The TENS (Transcutaneous Electrical Nerve Stimulators) machine is a device which provides pain relief by applying an electrical current to the surface of the skin. These machines are of undoubted benefit to sufferers from chronic pain and are widely used by people with disabilities. They are also, however, marketed for use in acute conditions such as sports injuries and the treatment of post operative pain and are frequently used in coping with labour pain.
Neen Design Ltd (11782)
The Tribunal considered the VAT liability of the TENS machine. In concluding that it was zero-rated under item 2(g) (see VRDP05100) The Tribunal was satisfied that someone suffering chronic pain to an extent necessary to require a TENS machine could be said to be ‘chronically sick or disabled’. He acknowledged however that “a significant number of supplies are to acute pain sufferers” and went on:
“To resolve the question I need to examine the design features of the equipment and ask whether these make it something designed for the use of chronic pain sufferers and not designed for the use of acute pain sufferers.
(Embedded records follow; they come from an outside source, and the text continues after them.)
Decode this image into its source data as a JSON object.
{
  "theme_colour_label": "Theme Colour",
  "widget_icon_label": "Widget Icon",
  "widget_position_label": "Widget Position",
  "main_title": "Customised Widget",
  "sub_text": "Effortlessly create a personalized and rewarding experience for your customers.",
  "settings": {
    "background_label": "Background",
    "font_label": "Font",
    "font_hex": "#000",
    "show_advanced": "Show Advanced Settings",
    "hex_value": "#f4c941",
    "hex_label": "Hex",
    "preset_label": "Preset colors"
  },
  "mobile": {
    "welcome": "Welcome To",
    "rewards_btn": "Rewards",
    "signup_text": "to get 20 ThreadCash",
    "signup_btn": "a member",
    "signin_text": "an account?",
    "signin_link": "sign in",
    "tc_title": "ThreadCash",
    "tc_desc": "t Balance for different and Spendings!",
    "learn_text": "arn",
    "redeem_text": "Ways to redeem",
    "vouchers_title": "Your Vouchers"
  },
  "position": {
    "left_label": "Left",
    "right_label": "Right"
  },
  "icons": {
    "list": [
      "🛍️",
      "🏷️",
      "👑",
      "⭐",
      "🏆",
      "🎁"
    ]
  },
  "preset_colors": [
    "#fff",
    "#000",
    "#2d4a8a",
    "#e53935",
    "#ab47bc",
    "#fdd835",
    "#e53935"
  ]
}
The fact that it is used by acute pain sufferers will not disqualify supplies of it from zero-rating so long as its design was solely for chronic pain sufferers. Bearing in mind the factors summarised above, I think that the evidence supports Neen’s claim that the MICROTENS and the XENOS equipment were designed solely for use by handicapped persons, i.e. sufferers from chronic pain. I have had some misgivings about the COMPACT-TENS. The description on the brochure, as noted above, shows that COMPACT-TENS is being expressly marketed to sufferers of both acute and chronic pain. I have also concluded that COMPACT-TENS has been designed solely for use by chronic pain sufferers. All the features of the design were introduced to deal with chronic pain. The way the COMPACT-TENS machines is marketed does not in my view displace the fact that it was in all material respects designed for use by chronic pain sufferers.”
Do TENS machines meet the ‘designed solely’ criteria?
In the above appeal, the scientific and medical evidence presented about the original design intention was sufficient to outweigh the fact that a significant number of these machines were used by those suffering from acute (short term) conditions and therefore not ‘disabled’.
This demonstrates that if something was originally designed solely for use by disabled people, the fact that it might now also be used, and marketed for use, by others will not necessarily disqualify it as having been ‘designed solely’ for use by disabled people.
Are TENS machines eligible for VAT relief?
TENS machines can be zero-rated when purchased by a disabled person for domestic or personal use, or when supplied to an eligible charity that makes them available for use by disabled people.
However, many TENS machines are supplied for use by people suffering short term pain such as in childbirth or sport’s injuries. Such people are not regarded as ‘disabled’ for VAT purposes, and so TENS machines supplied to them are taxable at the standard rate.